According a study realised by GSIA (Global Sustainable Investment Alliance), at end of 2014 the SRI global market was valued at $21.4 trillion dollars, which is an increase of 61% compared to 2012 (when the market was valued at $13.3 trillion). According this same study, the biggest market remains Europe (63.7%) followed by the United States. Those two make the better progression (76%) between 2012 and 2014 against 55% in Europe.
In addition, a growing number of international finance players adhere to the Responsible Investment Principles based on the view that environmental, social and governance risks are likely to influence the valorisation of their investments and that it is part of their fiduciary responsibility. This initiative, launched in 2006, has gained more than 1400 international signatories from more than 50 countries, representing $59 billion of assets.

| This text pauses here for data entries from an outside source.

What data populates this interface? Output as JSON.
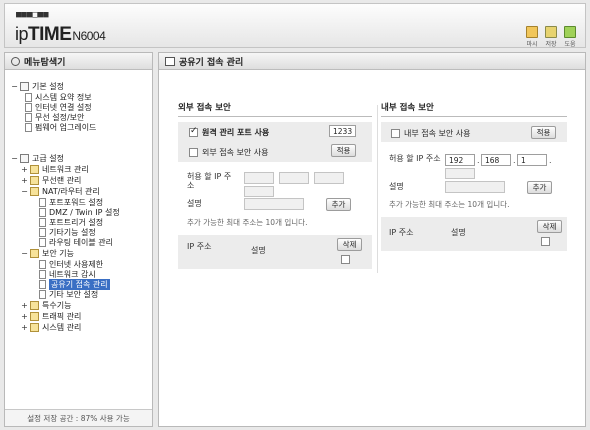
{
  "header": {
    "logo_dots": "■■■□■■",
    "logo_prefix": "ip",
    "logo_brand": "TIME",
    "logo_model": "N6004",
    "buttons": [
      {
        "label": "마시",
        "icon": "home-icon"
      },
      {
        "label": "저장",
        "icon": "save-icon"
      },
      {
        "label": "도움",
        "icon": "help-icon"
      }
    ]
  },
  "sidebar": {
    "title": "메뉴탐색기",
    "footer": "설정 저장 공간 : 87% 사용 가능",
    "items": [
      {
        "label": "기본 설정",
        "pm": "−"
      },
      {
        "label": "시스템 요약 정보"
      },
      {
        "label": "인터넷 연결 설정"
      },
      {
        "label": "무선 설정/보안"
      },
      {
        "label": "펌웨어 업그레이드"
      },
      {
        "label": "고급 설정",
        "pm": "−"
      },
      {
        "label": "네트워크 관리",
        "pm": "+"
      },
      {
        "label": "무선랜 관리",
        "pm": "+"
      },
      {
        "label": "NAT/라우터 관리",
        "pm": "−"
      },
      {
        "label": "포트포워드 설정"
      },
      {
        "label": "DMZ / Twin IP 설정"
      },
      {
        "label": "포트트리거 설정"
      },
      {
        "label": "기타기능 설정"
      },
      {
        "label": "라우팅 테이블 관리"
      },
      {
        "label": "보안 기능",
        "pm": "−"
      },
      {
        "label": "인터넷 사용제한"
      },
      {
        "label": "네트워크 감시"
      },
      {
        "label": "공유기 접속 관리"
      },
      {
        "label": "기타 보안 설정"
      },
      {
        "label": "특수기능",
        "pm": "+"
      },
      {
        "label": "트래픽 관리",
        "pm": "+"
      },
      {
        "label": "시스템 관리",
        "pm": "+"
      }
    ]
  },
  "main": {
    "title": "공유기 접속 관리",
    "external": {
      "title": "외부 접속 보안",
      "remote_label": "원격 관리 포트 사용",
      "remote_checked": true,
      "remote_port": "1233",
      "secure_label": "외부 접속 보안 사용",
      "secure_checked": false,
      "apply_label": "적용",
      "allow_ip_label": "허용 할 IP 주소",
      "desc_label": "설명",
      "add_label": "추가",
      "note": "추가 가능한 최대 주소는 10개 입니다.",
      "col_ip": "IP 주소",
      "col_desc": "설명",
      "delete_label": "삭제"
    },
    "internal": {
      "title": "내부 접속 보안",
      "secure_label": "내부 접속 보안 사용",
      "secure_checked": false,
      "apply_label": "적용",
      "allow_ip_label": "허용 할 IP 주소",
      "ip1": "192",
      "ip2": "168",
      "ip3": "1",
      "ip_sep": ".",
      "desc_label": "설명",
      "add_label": "추가",
      "note": "추가 가능한 최대 주소는 10개 입니다.",
      "col_ip": "IP 주소",
      "col_desc": "설명",
      "delete_label": "삭제"
    }
  }
}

Various studies have concluded that incorporating environmental, social and governance (ESG) criteria into investment decisions does not negatively impact return on assets. This has also been noted in the performance of the ASPI Eurozone Index in keeping with the performance of its Euro Stoxx 300 reference index over the last few years. In the long term, integrating ESG analytical elements into portfolio management should theoretically allow for better risk-adjusted performance insofar as such integration gives a better appreciation of the risks and opportunities associated with each investment.
Information is gathered from various sources, i.e.:
from the company: in the first instance, analysts consult all publicly available documents (annual reports, sustainable development reports, press releases) before systematically contacting the company for further information
from stakeholders: analysts rely on field actors and observers, such as trade unions, NGOs and international organisations, to cross-check the information received from the companies. In its analysis process
Vigeo Eiris does not include information from sources that cannot be traced or are given by non-identifiable stakeholders. As a consequence, non-referenced oral communications or anonymous letters sent to the agency are not taken into account.
A second label, the FNG label, was created in 2014. As a result of a strategic partnership between the German SIF and Novethic this label aims at promoting and rewarding funds that integrate ESG criteria in German-speaking countries. This label was given for the first time in 2015.
The first public SRI label was created in France in 2016. Announced on September 28th , 2015 by the French Minister of Finance during the opening day of the French SRI Week, this label was officially implemented when the decree and its order were enacted on January 8, 2016. The requirements of this label, as well as its allocation procedures, are defined by public authorities.